Text Editing

  • Full undo support
  • Auto-indent
  • Configurable white-space options


  • Syntax highlighting
  • Output console
  • Git integration (file being edited must be part of a Git repository)
  • Language specific templates
  • Find and replace using regex patterns
  • Automatic brace highlighting
  • Line numbers

Language specific tools


  • Bookmarks
  • Tabs for easy switching between open files
  • Navigation shortcuts


Starting the editor

To get started, start up the script editor:

There is also the keyboard shortcut [ (open square bracket) to open the editor.

Choosing a language

Then choose a language from the language menu:


Now you can write your script. In this tutorial, Jython was chosen as scripting language, but the process is really the same for all scripting languages.

Running the script

Once you are satisfied with the script, run it. This does not require saving, but of course you should save your script later when it works.

Note that while the script is running, the window title shows the tell-tale (Running).

To reference Java classes from you will need to import them.

Unlike the original ImageJ, ImageJ2 (and therefore Fiji) does not automatically import any classes. Consequently, scripts written for ImageJ will not run in ImageJ2 without adding the proper imports. The rationale is that the auto-import feature is not safe. What if two classes of the same name live in two different packages? Or if a new class is introduced that makes formerly unique names ambiguous? All of a sudden, all of the scripts that reference the original class no longer work. In short: auto-imports are dangerously imprecise.

You can use all of ImageJ’s classes right away. Here is an example that shows a dialog where the user can input a number. For details how to write dialogs in the different scripting languages, see Scripting comparisons.

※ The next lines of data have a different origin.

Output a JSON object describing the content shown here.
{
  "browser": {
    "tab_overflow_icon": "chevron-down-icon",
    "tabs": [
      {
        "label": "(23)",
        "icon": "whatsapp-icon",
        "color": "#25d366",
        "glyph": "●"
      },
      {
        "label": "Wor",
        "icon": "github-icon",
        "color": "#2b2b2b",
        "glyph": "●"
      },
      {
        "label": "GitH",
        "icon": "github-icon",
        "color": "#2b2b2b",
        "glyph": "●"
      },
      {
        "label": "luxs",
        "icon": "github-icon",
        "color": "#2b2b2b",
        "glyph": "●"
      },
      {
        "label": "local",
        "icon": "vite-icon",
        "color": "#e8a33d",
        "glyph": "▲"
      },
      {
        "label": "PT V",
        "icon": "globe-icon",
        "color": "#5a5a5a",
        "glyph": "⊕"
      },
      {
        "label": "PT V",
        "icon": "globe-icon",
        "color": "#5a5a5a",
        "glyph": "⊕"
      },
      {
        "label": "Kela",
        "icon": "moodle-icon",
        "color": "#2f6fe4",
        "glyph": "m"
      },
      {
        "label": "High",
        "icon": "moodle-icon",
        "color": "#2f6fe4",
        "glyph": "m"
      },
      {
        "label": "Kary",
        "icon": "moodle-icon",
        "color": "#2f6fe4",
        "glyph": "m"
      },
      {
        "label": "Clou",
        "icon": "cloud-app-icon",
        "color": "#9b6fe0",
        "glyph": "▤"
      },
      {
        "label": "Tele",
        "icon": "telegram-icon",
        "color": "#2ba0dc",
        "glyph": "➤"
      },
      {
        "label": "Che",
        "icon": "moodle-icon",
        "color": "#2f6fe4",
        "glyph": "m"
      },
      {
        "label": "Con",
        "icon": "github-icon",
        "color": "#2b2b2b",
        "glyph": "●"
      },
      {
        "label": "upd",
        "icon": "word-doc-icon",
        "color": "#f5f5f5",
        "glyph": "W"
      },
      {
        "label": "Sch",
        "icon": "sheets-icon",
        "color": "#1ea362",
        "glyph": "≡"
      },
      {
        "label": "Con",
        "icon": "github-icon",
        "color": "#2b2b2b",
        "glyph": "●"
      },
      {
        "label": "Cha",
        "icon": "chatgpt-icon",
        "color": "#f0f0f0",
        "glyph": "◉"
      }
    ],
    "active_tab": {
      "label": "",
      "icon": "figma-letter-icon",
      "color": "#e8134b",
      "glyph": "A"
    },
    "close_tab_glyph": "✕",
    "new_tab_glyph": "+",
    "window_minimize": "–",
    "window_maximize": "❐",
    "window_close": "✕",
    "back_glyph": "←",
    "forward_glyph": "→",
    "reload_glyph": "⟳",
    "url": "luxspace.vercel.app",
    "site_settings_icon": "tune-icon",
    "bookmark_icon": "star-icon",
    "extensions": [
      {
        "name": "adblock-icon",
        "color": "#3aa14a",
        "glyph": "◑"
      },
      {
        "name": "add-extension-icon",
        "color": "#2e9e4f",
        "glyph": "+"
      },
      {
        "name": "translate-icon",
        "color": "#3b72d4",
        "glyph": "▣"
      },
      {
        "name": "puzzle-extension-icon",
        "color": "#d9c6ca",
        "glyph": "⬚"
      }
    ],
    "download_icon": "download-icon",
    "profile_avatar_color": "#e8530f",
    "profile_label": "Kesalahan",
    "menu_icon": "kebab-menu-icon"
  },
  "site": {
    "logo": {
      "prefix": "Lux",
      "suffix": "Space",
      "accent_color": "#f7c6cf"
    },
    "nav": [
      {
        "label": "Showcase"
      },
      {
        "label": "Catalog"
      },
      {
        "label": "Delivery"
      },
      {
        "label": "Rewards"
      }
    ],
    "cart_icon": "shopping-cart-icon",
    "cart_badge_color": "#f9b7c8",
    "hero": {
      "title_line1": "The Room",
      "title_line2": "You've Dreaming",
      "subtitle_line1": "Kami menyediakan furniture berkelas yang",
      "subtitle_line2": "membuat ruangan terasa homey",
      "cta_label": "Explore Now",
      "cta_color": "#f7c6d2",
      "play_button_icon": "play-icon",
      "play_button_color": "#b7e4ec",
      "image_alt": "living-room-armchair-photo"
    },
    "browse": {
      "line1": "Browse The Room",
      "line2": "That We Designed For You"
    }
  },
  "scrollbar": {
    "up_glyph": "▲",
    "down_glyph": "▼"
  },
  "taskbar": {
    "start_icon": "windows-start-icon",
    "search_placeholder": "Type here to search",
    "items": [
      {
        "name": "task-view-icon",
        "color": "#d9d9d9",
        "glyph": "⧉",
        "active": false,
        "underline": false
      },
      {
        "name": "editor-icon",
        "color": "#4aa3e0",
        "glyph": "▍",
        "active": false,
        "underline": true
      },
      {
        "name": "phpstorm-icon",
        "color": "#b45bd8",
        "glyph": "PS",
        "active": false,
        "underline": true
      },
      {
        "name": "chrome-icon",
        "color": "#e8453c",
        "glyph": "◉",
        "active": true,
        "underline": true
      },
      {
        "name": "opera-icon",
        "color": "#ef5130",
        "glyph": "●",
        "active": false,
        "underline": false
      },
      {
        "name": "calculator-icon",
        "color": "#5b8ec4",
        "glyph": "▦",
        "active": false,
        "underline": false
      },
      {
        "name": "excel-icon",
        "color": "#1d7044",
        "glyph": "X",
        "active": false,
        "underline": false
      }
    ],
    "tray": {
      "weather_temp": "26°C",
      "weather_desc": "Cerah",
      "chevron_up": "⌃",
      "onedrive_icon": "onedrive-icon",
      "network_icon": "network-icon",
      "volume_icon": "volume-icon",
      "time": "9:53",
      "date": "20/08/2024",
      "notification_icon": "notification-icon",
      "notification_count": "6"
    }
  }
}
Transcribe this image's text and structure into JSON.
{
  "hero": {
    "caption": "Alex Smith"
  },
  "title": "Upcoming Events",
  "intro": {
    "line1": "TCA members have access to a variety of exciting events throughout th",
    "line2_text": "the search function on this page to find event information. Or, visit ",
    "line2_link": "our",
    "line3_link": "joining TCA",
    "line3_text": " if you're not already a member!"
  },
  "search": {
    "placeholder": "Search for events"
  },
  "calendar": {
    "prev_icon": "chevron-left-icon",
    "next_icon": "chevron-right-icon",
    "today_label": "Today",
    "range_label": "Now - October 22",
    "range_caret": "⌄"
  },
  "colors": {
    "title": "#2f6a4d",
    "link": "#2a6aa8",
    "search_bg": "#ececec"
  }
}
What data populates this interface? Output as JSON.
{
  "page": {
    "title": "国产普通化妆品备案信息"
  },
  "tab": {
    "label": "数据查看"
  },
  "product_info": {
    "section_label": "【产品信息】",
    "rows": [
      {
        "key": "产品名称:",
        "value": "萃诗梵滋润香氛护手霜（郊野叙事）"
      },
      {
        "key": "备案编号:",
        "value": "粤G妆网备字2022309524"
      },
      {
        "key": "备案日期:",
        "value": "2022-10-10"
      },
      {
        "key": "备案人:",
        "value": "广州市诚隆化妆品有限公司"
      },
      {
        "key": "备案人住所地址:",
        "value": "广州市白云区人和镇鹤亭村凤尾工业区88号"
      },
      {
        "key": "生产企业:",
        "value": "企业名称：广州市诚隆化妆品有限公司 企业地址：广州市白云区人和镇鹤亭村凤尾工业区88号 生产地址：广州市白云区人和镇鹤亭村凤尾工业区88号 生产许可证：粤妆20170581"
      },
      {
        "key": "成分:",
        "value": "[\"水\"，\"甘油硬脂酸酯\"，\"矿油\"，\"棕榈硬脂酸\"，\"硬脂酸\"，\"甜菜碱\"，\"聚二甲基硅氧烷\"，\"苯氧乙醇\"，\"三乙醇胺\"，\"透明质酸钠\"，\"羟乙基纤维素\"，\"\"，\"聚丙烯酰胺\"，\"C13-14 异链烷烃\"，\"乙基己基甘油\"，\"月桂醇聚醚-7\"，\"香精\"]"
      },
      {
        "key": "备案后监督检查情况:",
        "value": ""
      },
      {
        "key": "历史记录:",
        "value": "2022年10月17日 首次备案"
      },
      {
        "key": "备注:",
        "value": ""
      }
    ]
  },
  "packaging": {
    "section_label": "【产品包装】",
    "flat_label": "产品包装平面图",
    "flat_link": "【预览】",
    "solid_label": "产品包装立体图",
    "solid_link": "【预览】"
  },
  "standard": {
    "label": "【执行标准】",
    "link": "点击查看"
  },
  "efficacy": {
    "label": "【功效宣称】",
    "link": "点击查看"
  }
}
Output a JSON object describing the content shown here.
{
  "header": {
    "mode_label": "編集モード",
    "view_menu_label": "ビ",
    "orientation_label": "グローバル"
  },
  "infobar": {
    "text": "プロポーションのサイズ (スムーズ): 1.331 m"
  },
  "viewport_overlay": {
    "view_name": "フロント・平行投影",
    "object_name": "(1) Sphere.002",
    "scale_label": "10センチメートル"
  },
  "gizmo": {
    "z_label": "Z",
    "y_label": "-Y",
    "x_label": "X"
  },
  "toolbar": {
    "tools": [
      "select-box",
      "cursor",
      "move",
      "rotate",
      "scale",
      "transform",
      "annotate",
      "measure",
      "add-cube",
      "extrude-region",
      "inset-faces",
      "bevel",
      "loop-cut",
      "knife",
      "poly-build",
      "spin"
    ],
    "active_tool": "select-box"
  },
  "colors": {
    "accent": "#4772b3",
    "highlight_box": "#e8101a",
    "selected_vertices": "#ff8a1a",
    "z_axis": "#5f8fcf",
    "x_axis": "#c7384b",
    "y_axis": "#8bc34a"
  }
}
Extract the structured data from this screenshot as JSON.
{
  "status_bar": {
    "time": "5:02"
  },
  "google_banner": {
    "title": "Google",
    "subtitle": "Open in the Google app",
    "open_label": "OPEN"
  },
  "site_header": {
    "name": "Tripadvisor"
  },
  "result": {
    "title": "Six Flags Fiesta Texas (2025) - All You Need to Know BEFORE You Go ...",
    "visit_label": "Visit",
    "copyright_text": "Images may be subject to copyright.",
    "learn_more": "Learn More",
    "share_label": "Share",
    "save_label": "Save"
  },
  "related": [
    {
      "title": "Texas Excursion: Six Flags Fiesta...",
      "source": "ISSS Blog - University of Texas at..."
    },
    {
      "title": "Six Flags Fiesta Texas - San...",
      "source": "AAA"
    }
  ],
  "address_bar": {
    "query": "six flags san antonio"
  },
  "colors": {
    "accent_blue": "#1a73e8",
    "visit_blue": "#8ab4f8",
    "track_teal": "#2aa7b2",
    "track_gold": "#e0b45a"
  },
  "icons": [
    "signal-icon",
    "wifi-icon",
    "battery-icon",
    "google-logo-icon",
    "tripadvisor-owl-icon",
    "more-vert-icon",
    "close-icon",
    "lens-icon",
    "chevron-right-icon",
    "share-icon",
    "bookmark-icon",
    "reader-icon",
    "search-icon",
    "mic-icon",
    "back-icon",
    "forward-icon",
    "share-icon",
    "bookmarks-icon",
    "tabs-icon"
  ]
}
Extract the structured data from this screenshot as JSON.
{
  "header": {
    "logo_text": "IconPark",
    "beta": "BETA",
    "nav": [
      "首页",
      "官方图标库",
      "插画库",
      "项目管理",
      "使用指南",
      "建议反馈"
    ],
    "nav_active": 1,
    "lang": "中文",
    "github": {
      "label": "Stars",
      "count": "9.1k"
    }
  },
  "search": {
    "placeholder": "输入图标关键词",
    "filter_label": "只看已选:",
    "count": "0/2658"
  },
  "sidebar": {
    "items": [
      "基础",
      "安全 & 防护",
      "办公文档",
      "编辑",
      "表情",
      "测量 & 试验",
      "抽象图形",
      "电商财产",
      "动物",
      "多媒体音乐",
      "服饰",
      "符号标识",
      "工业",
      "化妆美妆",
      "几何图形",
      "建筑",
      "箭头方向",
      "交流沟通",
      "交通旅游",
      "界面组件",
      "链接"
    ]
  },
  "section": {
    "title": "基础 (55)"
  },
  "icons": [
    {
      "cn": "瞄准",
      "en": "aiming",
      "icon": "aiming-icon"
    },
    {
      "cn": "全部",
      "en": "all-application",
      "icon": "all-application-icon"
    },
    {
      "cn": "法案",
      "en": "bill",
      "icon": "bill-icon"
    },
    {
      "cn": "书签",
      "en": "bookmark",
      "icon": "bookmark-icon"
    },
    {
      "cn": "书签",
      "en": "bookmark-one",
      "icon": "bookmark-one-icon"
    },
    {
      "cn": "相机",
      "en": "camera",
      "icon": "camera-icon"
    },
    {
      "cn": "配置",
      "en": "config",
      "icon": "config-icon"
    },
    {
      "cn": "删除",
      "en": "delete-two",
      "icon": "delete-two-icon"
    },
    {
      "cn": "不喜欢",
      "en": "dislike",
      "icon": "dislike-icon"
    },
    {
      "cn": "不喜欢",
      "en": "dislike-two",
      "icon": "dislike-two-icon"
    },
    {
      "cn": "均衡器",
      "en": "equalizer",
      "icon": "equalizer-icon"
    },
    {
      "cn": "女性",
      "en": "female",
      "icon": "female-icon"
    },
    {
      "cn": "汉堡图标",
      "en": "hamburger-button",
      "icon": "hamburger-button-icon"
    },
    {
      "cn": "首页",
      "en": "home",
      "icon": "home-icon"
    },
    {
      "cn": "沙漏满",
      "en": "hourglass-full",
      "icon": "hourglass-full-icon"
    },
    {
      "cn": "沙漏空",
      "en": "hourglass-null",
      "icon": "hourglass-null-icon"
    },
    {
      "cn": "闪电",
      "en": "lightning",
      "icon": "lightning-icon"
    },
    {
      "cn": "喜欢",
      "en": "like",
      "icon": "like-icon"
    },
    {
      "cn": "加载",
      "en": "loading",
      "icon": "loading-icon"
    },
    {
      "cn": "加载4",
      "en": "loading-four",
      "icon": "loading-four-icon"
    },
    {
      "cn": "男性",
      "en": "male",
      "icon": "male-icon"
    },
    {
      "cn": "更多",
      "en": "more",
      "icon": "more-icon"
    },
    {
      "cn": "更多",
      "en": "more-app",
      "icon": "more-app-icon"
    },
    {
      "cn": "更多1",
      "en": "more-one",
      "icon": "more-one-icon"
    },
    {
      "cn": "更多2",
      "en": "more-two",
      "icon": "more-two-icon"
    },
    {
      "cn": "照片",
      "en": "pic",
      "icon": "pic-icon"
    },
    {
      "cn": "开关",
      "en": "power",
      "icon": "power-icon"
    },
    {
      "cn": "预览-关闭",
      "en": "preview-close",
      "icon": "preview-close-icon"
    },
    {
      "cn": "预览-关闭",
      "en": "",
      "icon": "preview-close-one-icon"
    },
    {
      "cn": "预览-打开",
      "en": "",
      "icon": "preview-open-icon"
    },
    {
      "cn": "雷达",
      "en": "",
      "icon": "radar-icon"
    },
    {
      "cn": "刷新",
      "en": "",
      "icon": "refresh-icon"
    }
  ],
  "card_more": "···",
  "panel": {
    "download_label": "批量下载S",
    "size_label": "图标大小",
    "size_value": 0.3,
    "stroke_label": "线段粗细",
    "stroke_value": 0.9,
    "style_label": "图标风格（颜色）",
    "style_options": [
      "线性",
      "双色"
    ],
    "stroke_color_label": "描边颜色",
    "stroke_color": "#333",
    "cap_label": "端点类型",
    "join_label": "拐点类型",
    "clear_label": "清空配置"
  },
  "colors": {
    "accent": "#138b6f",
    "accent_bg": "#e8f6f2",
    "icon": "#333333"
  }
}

Further reading

See the Scripting overview page for an introduction to scripting, and list of available languages, with links to more documentation.